“I am a voice, a voice that calls out to a loved one in the red heavens of Kashmir. I am looking for her, that friend who is no longer is here. The girl who taught me how to understand what Kashmir is.”
This is how the story ‘Peace in Kashmir Before I Die’, on Facebook, starts. Based on real life experiences and conversations the author had with Kashmiris or in relation to Kashmir, the ten posts convey the story of “a Hindu boy who met a Kashmiri Muslim girl, Fiza, and how the Kashmir conflict changed them”, according to the ‘about‘ section of the page. The posts on the page have reached over 200,000 Facebook users and have generated 22,000 reactions in the form of likes, comments, and shares, which all add to the story the author is trying to share.
“When I first asked her the meaning of azaadi, she said I wouldn’t understand. When I said I wanted to understand Kashmir she said ‘khud se koshish karo (try to learn about it on your own)‘. And khud se koshish kiya (I tried to learn about it on my own). And since then we both have come so far. So this post and this page is for her. This story is of a Kashmiri girl and a Hindu boy.”

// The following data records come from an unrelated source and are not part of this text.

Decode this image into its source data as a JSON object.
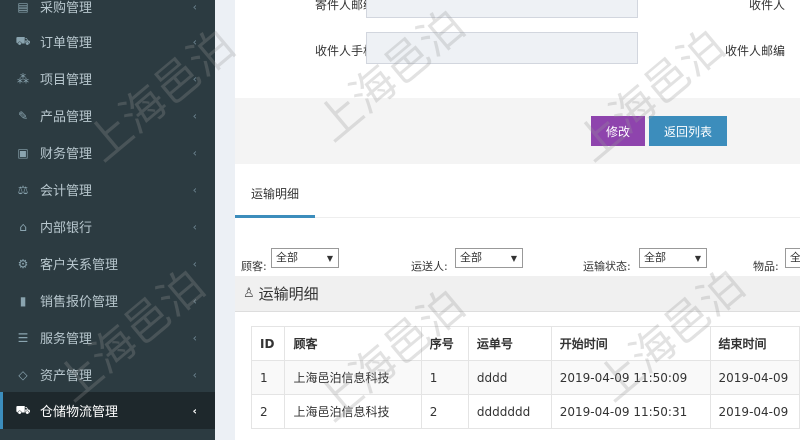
{
  "sidebar": {
    "items": [
      {
        "label": "采购管理",
        "icon": "cart-box-icon"
      },
      {
        "label": "订单管理",
        "icon": "cart-icon"
      },
      {
        "label": "项目管理",
        "icon": "cubes-icon"
      },
      {
        "label": "产品管理",
        "icon": "edit-icon"
      },
      {
        "label": "财务管理",
        "icon": "money-icon"
      },
      {
        "label": "会计管理",
        "icon": "scale-icon"
      },
      {
        "label": "内部银行",
        "icon": "bank-icon"
      },
      {
        "label": "客户关系管理",
        "icon": "cogs-icon"
      },
      {
        "label": "销售报价管理",
        "icon": "bar-chart-icon"
      },
      {
        "label": "服务管理",
        "icon": "list-icon"
      },
      {
        "label": "资产管理",
        "icon": "diamond-icon"
      },
      {
        "label": "仓储物流管理",
        "icon": "truck-icon"
      }
    ],
    "chevron": "‹",
    "active_color": "#3c8dbc"
  },
  "form": {
    "sender_email_label": "寄件人邮编",
    "receiver_label": "收件人",
    "receiver_phone_label": "收件人手机",
    "receiver_email_label": "收件人邮编"
  },
  "buttons": {
    "edit": "修改",
    "back": "返回列表",
    "edit_color": "#8e44ad",
    "back_color": "#3c8dbc"
  },
  "tabs": {
    "active": "运输明细"
  },
  "filters": {
    "customer_label": "顾客:",
    "customer_value": "全部",
    "carrier_label": "运送人:",
    "carrier_value": "全部",
    "status_label": "运输状态:",
    "status_value": "全部",
    "item_label": "物品:",
    "item_value": "全"
  },
  "section": {
    "title": "运输明细"
  },
  "table": {
    "headers": [
      "ID",
      "顾客",
      "序号",
      "运单号",
      "开始时间",
      "结束时间"
    ],
    "rows": [
      [
        "1",
        "上海邑泊信息科技",
        "1",
        "dddd",
        "2019-04-09 11:50:09",
        "2019-04-09"
      ],
      [
        "2",
        "上海邑泊信息科技",
        "2",
        "ddddddd",
        "2019-04-09 11:50:31",
        "2019-04-09"
      ]
    ]
  },
  "watermark": {
    "text": "上海邑泊"
  }
}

Peace as well as azaadi have been elusive in Jammu and Kashmir. From the deaths of soldiers to civilians, there have been too many families who have been directly and indirectly devastated by one of the longest ongoing conflicts in the world. The short story tries to address and understand this innocently, as well as other delicate matters such as the Quran, the incident in Kunan Poshpora, army presence in Kashmir, human rights issues, and all kinds of propaganda in the region.

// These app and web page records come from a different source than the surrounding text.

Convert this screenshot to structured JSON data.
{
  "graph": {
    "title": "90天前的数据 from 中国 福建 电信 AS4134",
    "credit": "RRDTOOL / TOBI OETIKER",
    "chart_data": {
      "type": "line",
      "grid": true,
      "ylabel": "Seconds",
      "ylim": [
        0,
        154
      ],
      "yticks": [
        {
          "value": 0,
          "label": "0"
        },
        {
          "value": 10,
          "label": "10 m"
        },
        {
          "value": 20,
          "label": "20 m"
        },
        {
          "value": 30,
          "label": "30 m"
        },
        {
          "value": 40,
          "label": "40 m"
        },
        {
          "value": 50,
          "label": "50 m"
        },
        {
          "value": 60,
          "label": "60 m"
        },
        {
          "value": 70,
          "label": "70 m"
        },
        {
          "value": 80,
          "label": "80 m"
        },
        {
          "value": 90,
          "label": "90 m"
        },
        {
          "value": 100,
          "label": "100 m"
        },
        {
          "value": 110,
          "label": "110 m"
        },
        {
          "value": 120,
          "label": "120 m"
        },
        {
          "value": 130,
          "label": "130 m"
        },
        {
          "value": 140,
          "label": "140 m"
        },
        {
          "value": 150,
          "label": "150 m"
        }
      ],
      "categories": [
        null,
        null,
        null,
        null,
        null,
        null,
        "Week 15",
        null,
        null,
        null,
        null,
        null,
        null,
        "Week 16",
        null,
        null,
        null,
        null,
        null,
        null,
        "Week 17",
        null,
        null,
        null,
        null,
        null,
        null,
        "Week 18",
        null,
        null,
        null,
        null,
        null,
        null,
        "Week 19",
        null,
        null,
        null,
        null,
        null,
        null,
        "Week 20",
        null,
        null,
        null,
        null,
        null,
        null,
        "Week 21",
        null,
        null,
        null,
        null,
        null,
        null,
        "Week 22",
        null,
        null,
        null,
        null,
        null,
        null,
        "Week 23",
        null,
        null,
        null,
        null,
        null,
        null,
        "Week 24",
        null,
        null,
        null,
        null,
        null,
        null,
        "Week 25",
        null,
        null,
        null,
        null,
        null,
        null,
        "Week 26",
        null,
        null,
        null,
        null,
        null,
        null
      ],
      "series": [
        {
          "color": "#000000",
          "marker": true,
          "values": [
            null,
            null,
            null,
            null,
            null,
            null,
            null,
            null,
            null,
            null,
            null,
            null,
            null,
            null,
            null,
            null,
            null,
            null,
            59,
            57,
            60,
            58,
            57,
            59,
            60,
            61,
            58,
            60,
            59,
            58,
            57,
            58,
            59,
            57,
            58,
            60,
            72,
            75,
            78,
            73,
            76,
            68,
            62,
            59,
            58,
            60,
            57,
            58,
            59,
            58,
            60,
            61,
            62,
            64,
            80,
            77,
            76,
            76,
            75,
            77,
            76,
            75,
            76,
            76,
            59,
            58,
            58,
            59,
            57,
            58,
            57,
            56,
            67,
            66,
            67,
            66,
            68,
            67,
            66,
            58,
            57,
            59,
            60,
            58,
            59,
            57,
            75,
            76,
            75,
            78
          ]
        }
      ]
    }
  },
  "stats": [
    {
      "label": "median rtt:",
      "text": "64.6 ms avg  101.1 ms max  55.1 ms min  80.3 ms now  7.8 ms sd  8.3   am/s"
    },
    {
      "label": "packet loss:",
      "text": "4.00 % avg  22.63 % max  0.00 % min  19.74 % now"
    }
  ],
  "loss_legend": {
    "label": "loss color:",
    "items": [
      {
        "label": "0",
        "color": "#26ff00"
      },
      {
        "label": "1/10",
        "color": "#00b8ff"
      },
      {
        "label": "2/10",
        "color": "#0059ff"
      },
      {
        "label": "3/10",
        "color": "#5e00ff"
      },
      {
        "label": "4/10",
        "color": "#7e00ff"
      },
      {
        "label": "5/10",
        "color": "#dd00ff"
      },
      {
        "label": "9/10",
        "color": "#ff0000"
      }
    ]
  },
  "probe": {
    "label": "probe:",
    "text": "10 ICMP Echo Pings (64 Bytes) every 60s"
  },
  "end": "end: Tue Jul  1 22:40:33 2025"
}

“Curfew had been relaxed and Fiza’s Baba had gone to buy some food. He didn’t come back alive that day. Fiza was a small girl at the time and this incident has layers and layers of hatred piled upon it for her… I ask Fiza if she has anger towards the armed forces. She says of course. But then she adds that we must smile in front of them, we must be nice to them, even if there is anger within us. We must let them protect us, we must let them be our saviours, even if they kill our friends and family.”
But there are voices we hear that somehow break through this shroud of death and still echo for peace. There are ways in which individuals still try to stay strong and keep their sanity amongst this never-ending violence, ways in which the community stills try to support each other. Religion is a source of strength when used wisely. For Fiza it is a source of spiritual strength which she wants everyone to be a part of.

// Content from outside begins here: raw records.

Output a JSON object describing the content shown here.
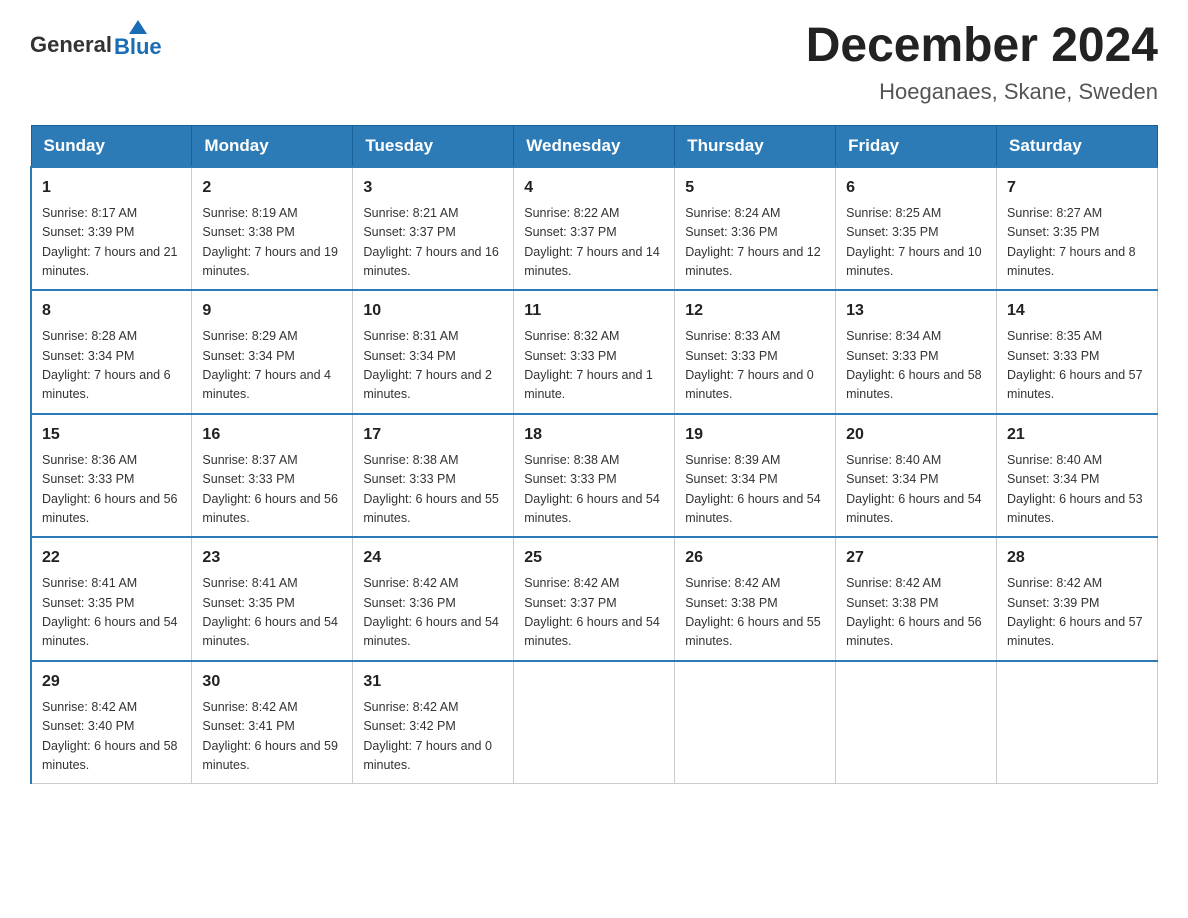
{
  "header": {
    "logo_general": "General",
    "logo_blue": "Blue",
    "month_title": "December 2024",
    "location": "Hoeganaes, Skane, Sweden"
  },
  "days_of_week": [
    "Sunday",
    "Monday",
    "Tuesday",
    "Wednesday",
    "Thursday",
    "Friday",
    "Saturday"
  ],
  "weeks": [
    [
      {
        "day": "1",
        "sunrise": "8:17 AM",
        "sunset": "3:39 PM",
        "daylight": "7 hours and 21 minutes."
      },
      {
        "day": "2",
        "sunrise": "8:19 AM",
        "sunset": "3:38 PM",
        "daylight": "7 hours and 19 minutes."
      },
      {
        "day": "3",
        "sunrise": "8:21 AM",
        "sunset": "3:37 PM",
        "daylight": "7 hours and 16 minutes."
      },
      {
        "day": "4",
        "sunrise": "8:22 AM",
        "sunset": "3:37 PM",
        "daylight": "7 hours and 14 minutes."
      },
      {
        "day": "5",
        "sunrise": "8:24 AM",
        "sunset": "3:36 PM",
        "daylight": "7 hours and 12 minutes."
      },
      {
        "day": "6",
        "sunrise": "8:25 AM",
        "sunset": "3:35 PM",
        "daylight": "7 hours and 10 minutes."
      },
      {
        "day": "7",
        "sunrise": "8:27 AM",
        "sunset": "3:35 PM",
        "daylight": "7 hours and 8 minutes."
      }
    ],
    [
      {
        "day": "8",
        "sunrise": "8:28 AM",
        "sunset": "3:34 PM",
        "daylight": "7 hours and 6 minutes."
      },
      {
        "day": "9",
        "sunrise": "8:29 AM",
        "sunset": "3:34 PM",
        "daylight": "7 hours and 4 minutes."
      },
      {
        "day": "10",
        "sunrise": "8:31 AM",
        "sunset": "3:34 PM",
        "daylight": "7 hours and 2 minutes."
      },
      {
        "day": "11",
        "sunrise": "8:32 AM",
        "sunset": "3:33 PM",
        "daylight": "7 hours and 1 minute."
      },
      {
        "day": "12",
        "sunrise": "8:33 AM",
        "sunset": "3:33 PM",
        "daylight": "7 hours and 0 minutes."
      },
      {
        "day": "13",
        "sunrise": "8:34 AM",
        "sunset": "3:33 PM",
        "daylight": "6 hours and 58 minutes."
      },
      {
        "day": "14",
        "sunrise": "8:35 AM",
        "sunset": "3:33 PM",
        "daylight": "6 hours and 57 minutes."
      }
    ],
    [
      {
        "day": "15",
        "sunrise": "8:36 AM",
        "sunset": "3:33 PM",
        "daylight": "6 hours and 56 minutes."
      },
      {
        "day": "16",
        "sunrise": "8:37 AM",
        "sunset": "3:33 PM",
        "daylight": "6 hours and 56 minutes."
      },
      {
        "day": "17",
        "sunrise": "8:38 AM",
        "sunset": "3:33 PM",
        "daylight": "6 hours and 55 minutes."
      },
      {
        "day": "18",
        "sunrise": "8:38 AM",
        "sunset": "3:33 PM",
        "daylight": "6 hours and 54 minutes."
      },
      {
        "day": "19",
        "sunrise": "8:39 AM",
        "sunset": "3:34 PM",
        "daylight": "6 hours and 54 minutes."
      },
      {
        "day": "20",
        "sunrise": "8:40 AM",
        "sunset": "3:34 PM",
        "daylight": "6 hours and 54 minutes."
      },
      {
        "day": "21",
        "sunrise": "8:40 AM",
        "sunset": "3:34 PM",
        "daylight": "6 hours and 53 minutes."
      }
    ],
    [
      {
        "day": "22",
        "sunrise": "8:41 AM",
        "sunset": "3:35 PM",
        "daylight": "6 hours and 54 minutes."
      },
      {
        "day": "23",
        "sunrise": "8:41 AM",
        "sunset": "3:35 PM",
        "daylight": "6 hours and 54 minutes."
      },
      {
        "day": "24",
        "sunrise": "8:42 AM",
        "sunset": "3:36 PM",
        "daylight": "6 hours and 54 minutes."
      },
      {
        "day": "25",
        "sunrise": "8:42 AM",
        "sunset": "3:37 PM",
        "daylight": "6 hours and 54 minutes."
      },
      {
        "day": "26",
        "sunrise": "8:42 AM",
        "sunset": "3:38 PM",
        "daylight": "6 hours and 55 minutes."
      },
      {
        "day": "27",
        "sunrise": "8:42 AM",
        "sunset": "3:38 PM",
        "daylight": "6 hours and 56 minutes."
      },
      {
        "day": "28",
        "sunrise": "8:42 AM",
        "sunset": "3:39 PM",
        "daylight": "6 hours and 57 minutes."
      }
    ],
    [
      {
        "day": "29",
        "sunrise": "8:42 AM",
        "sunset": "3:40 PM",
        "daylight": "6 hours and 58 minutes."
      },
      {
        "day": "30",
        "sunrise": "8:42 AM",
        "sunset": "3:41 PM",
        "daylight": "6 hours and 59 minutes."
      },
      {
        "day": "31",
        "sunrise": "8:42 AM",
        "sunset": "3:42 PM",
        "daylight": "7 hours and 0 minutes."
      },
      null,
      null,
      null,
      null
    ]
  ],
  "labels": {
    "sunrise": "Sunrise:",
    "sunset": "Sunset:",
    "daylight": "Daylight:"
  }
}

“You prayed today?” I asked Fiza.
“Haan, I pray daily five times.” She replied.
“Where do you pray? Hamesha room mein? Hamesha same time? (Always inside a room? Always at the same time?)”
“Kabhi kabhi late hota hai thoda (Sometimes I get late). Always in my room. I pray at 7, 1, 4:30, 7 and 9.”
“Okay, and you have a Quran with you?”
“Yes,” she replied.
“And roj Namaaz same hota hai ya har din alag (Is Namaaz the same everyday, or different on some days)?”
“Same cheez. Surah change hote hai rakat kam ya zyada hoti hai bas baki same (The Surah changes, and the Rakat may be fewer or more, but the rest is the same).”
“Sunni and Shia kya alag hota hai? (Are Sunnis and Shias different from each other?)”
“Haan thoda alag hota hai (Yes, slightly different),” she replied, and then she asked me,“Aap kabhi puja karte ho (Do you pray)?”
But where religion is a source of strength for Fiza, it has also become a potent tool of division in the region. The aspect that certain posts were conversations between a Hindu boy and a Kashmiri Muslim girl led to the generation of comments such as:
“Muslim girls can’t marry Hindu..even every Muslim has been categorically told by Allah swt in Quran that never make friendship with non-Muslims because they can never be ua friends..so I ask everyone who liked this post that whether they love Quran n believe Allah r this guy.”
But on the other side, the page shows that there are those who still believe in the strength of peace, love and humanity. Just like Fiza took the time to explain her world to me and I took the time to listen, there are others who had to strength to share positive comments too:
“The post is Heart touching for me!!.. I wish… A day will come when my dear countrymen realise n understand what they really need..& what they were asking for!!”